### To do
Report only the number of lines in the records that contain the word "Koruma".

Data extract: Begin

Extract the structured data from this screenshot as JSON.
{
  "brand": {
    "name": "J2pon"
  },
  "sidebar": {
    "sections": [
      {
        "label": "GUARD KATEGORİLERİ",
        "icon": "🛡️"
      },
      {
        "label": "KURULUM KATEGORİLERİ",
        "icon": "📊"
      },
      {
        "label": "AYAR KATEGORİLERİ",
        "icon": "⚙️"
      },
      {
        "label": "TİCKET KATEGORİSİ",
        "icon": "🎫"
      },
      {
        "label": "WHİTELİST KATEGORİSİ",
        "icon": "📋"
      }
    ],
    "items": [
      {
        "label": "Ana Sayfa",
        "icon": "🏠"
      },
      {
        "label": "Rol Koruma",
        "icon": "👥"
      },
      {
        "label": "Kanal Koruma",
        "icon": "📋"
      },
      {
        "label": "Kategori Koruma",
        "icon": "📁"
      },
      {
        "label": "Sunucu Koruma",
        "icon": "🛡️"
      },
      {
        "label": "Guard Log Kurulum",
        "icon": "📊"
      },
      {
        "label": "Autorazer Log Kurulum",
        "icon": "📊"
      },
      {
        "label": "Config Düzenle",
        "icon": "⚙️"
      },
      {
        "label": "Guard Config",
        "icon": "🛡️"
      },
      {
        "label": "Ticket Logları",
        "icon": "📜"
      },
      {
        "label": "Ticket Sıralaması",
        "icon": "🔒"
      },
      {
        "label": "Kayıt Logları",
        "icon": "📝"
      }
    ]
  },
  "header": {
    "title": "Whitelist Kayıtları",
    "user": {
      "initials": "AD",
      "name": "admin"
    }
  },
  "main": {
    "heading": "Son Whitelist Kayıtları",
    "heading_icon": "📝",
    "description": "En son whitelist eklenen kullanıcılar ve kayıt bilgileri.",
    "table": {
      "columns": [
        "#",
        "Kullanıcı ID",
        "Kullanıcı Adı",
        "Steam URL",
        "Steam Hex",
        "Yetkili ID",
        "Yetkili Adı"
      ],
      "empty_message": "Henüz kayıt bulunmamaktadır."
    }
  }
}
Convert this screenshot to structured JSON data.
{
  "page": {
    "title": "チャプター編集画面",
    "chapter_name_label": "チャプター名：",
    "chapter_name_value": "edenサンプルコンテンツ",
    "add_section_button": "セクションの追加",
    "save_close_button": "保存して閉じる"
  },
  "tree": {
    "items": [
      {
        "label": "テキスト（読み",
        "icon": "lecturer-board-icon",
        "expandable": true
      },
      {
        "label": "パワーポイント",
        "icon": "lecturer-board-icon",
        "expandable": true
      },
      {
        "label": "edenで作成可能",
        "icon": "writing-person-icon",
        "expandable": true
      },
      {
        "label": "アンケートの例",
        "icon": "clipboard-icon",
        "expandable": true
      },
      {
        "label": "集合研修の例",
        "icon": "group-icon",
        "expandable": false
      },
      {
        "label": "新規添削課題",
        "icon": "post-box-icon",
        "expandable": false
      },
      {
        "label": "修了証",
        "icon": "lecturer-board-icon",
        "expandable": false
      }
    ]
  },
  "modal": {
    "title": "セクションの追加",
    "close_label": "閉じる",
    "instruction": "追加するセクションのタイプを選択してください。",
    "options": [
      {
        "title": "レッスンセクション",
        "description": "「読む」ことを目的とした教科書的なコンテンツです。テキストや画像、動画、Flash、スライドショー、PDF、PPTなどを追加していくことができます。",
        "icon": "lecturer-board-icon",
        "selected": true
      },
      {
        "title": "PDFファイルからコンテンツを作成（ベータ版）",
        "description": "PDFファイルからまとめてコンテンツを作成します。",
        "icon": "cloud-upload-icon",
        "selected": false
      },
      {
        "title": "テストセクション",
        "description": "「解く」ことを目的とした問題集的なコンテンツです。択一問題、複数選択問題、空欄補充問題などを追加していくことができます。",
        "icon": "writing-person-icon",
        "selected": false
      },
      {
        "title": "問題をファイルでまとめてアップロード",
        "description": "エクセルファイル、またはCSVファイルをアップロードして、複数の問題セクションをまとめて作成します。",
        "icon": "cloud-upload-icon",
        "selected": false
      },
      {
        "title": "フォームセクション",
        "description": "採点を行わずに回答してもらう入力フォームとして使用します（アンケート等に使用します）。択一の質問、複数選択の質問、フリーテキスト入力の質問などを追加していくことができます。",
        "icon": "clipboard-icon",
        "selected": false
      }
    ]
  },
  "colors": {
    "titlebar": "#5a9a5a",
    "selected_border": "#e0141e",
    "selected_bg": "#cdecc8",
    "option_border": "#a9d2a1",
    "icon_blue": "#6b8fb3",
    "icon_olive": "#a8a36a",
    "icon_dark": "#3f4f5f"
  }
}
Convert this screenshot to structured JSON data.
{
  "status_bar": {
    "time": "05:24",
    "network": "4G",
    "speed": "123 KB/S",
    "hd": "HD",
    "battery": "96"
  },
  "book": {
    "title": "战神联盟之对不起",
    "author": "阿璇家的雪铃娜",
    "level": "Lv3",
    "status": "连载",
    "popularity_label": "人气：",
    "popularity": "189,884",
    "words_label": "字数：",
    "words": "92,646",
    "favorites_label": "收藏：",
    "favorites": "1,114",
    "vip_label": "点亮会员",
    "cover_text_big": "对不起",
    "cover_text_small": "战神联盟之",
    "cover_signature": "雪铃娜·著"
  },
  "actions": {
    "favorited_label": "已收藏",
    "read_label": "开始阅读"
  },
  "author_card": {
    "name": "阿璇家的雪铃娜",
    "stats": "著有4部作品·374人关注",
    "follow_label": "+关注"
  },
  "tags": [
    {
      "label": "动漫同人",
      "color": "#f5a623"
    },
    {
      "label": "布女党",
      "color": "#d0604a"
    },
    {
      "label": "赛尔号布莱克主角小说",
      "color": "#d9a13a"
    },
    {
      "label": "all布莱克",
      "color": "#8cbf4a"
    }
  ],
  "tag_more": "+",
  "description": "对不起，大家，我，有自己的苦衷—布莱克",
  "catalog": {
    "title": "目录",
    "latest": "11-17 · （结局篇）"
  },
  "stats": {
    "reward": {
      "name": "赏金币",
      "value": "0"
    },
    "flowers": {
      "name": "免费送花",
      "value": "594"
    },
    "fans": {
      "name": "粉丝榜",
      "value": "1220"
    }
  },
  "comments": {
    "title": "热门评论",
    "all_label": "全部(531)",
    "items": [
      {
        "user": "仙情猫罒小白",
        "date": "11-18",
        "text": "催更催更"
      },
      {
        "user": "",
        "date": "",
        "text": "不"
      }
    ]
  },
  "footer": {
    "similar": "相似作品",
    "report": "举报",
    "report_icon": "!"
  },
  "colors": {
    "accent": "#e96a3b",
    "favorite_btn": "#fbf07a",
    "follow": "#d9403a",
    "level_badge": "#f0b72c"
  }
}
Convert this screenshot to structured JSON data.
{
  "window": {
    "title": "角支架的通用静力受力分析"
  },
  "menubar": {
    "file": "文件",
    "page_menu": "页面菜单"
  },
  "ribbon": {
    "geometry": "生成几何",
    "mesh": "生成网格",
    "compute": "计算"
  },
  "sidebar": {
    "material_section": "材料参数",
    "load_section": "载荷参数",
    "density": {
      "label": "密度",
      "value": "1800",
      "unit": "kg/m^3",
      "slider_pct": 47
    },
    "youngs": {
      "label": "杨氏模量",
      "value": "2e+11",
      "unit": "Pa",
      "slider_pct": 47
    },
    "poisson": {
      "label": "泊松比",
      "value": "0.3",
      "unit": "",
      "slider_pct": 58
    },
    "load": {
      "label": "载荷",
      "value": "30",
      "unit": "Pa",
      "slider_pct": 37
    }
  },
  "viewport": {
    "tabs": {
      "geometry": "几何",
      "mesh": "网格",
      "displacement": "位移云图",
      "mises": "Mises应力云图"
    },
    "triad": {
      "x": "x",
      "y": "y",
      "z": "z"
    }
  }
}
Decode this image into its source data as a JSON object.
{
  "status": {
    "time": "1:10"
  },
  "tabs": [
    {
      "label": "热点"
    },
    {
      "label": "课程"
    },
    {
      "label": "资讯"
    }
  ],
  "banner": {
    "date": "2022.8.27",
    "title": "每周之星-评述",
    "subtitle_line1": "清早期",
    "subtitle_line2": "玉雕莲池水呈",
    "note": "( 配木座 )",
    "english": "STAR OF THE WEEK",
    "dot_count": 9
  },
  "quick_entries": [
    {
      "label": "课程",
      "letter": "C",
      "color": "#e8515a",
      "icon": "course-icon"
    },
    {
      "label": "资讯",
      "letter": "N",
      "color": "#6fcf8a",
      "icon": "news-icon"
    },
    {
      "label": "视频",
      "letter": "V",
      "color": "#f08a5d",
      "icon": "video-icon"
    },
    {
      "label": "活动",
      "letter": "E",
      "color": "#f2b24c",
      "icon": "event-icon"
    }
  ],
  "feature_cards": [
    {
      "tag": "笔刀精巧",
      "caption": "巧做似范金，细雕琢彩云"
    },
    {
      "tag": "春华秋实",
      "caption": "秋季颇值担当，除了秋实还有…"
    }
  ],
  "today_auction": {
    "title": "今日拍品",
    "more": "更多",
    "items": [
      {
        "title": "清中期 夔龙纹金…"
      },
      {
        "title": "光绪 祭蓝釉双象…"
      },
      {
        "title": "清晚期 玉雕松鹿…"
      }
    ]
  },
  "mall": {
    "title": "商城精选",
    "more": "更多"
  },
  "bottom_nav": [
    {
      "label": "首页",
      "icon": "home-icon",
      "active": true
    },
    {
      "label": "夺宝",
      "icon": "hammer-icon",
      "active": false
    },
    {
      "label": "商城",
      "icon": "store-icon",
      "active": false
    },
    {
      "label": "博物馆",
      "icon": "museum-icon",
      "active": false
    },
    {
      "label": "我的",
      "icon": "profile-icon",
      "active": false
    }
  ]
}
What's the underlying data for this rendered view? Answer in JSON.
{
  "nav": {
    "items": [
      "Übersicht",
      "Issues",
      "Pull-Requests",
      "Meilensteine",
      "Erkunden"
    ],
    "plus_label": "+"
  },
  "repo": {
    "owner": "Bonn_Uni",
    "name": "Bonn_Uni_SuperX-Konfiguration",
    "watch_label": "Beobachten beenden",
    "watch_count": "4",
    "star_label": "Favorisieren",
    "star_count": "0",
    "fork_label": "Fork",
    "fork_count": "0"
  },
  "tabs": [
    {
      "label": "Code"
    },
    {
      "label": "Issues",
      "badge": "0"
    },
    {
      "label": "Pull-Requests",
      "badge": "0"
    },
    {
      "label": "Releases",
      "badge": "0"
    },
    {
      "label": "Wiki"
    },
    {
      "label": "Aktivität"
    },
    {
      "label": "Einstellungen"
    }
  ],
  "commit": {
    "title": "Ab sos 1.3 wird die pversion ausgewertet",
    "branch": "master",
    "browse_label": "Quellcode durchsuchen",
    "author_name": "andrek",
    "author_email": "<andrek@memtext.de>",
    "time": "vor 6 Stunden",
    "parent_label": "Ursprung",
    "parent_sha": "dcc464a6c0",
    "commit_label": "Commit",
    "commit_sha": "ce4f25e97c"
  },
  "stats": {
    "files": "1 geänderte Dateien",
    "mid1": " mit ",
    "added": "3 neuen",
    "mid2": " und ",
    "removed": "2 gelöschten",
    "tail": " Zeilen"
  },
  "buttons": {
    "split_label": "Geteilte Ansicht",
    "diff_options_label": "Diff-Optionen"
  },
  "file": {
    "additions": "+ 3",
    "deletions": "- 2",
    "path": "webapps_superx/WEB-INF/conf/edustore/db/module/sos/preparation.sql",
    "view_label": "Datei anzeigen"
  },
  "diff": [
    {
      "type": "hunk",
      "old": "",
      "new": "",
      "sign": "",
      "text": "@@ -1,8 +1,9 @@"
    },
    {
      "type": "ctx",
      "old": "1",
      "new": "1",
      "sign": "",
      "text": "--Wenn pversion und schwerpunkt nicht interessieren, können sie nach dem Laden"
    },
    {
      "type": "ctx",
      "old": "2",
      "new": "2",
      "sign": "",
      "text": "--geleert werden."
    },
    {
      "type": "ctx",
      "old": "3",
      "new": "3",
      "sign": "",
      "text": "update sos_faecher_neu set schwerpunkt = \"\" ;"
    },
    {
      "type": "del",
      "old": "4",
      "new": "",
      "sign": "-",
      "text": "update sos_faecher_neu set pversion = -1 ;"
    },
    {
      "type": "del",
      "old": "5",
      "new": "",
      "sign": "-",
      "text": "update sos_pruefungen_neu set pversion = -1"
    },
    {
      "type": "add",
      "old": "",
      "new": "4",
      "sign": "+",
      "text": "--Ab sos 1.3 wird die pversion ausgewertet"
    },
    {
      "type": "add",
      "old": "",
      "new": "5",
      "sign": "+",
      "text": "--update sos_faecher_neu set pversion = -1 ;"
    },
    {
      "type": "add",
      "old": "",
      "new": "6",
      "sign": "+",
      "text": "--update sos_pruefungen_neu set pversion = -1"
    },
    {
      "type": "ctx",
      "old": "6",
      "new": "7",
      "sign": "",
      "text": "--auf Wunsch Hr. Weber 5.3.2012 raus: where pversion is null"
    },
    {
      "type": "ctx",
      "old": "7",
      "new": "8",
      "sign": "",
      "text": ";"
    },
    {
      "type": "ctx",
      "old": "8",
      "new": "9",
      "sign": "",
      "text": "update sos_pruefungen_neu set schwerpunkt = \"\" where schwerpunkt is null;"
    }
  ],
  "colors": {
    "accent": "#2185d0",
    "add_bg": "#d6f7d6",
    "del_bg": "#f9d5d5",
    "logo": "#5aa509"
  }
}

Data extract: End

### Answer to this problem
4